Segment Start: EXTRACTED RECORDS
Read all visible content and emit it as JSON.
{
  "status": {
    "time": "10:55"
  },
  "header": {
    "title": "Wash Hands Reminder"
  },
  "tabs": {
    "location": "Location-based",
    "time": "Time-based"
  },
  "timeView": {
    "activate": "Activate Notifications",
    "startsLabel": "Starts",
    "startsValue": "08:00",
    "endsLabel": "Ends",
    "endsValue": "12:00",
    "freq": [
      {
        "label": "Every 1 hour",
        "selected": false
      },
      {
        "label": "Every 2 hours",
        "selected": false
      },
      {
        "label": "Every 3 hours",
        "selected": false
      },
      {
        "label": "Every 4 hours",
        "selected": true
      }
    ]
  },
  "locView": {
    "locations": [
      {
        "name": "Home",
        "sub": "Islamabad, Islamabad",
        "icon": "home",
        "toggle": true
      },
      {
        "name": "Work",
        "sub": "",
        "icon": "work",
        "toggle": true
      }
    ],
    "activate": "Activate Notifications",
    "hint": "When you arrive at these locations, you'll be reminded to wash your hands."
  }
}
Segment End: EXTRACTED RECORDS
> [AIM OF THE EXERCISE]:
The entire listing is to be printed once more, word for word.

> [ANSWER TO THIS EXERCISE]:
Read all visible content and emit it as JSON.
{
  "status": {
    "time": "10:55"
  },
  "header": {
    "title": "Wash Hands Reminder"
  },
  "tabs": {
    "location": "Location-based",
    "time": "Time-based"
  },
  "timeView": {
    "activate": "Activate Notifications",
    "startsLabel": "Starts",
    "startsValue": "08:00",
    "endsLabel": "Ends",
    "endsValue": "12:00",
    "freq": [
      {
        "label": "Every 1 hour",
        "selected": false
      },
      {
        "label": "Every 2 hours",
        "selected": false
      },
      {
        "label": "Every 3 hours",
        "selected": false
      },
      {
        "label": "Every 4 hours",
        "selected": true
      }
    ]
  },
  "locView": {
    "locations": [
      {
        "name": "Home",
        "sub": "Islamabad, Islamabad",
        "icon": "home",
        "toggle": true
      },
      {
        "name": "Work",
        "sub": "",
        "icon": "work",
        "toggle": true
      }
    ],
    "activate": "Activate Notifications",
    "hint": "When you arrive at these locations, you'll be reminded to wash your hands."
  }
}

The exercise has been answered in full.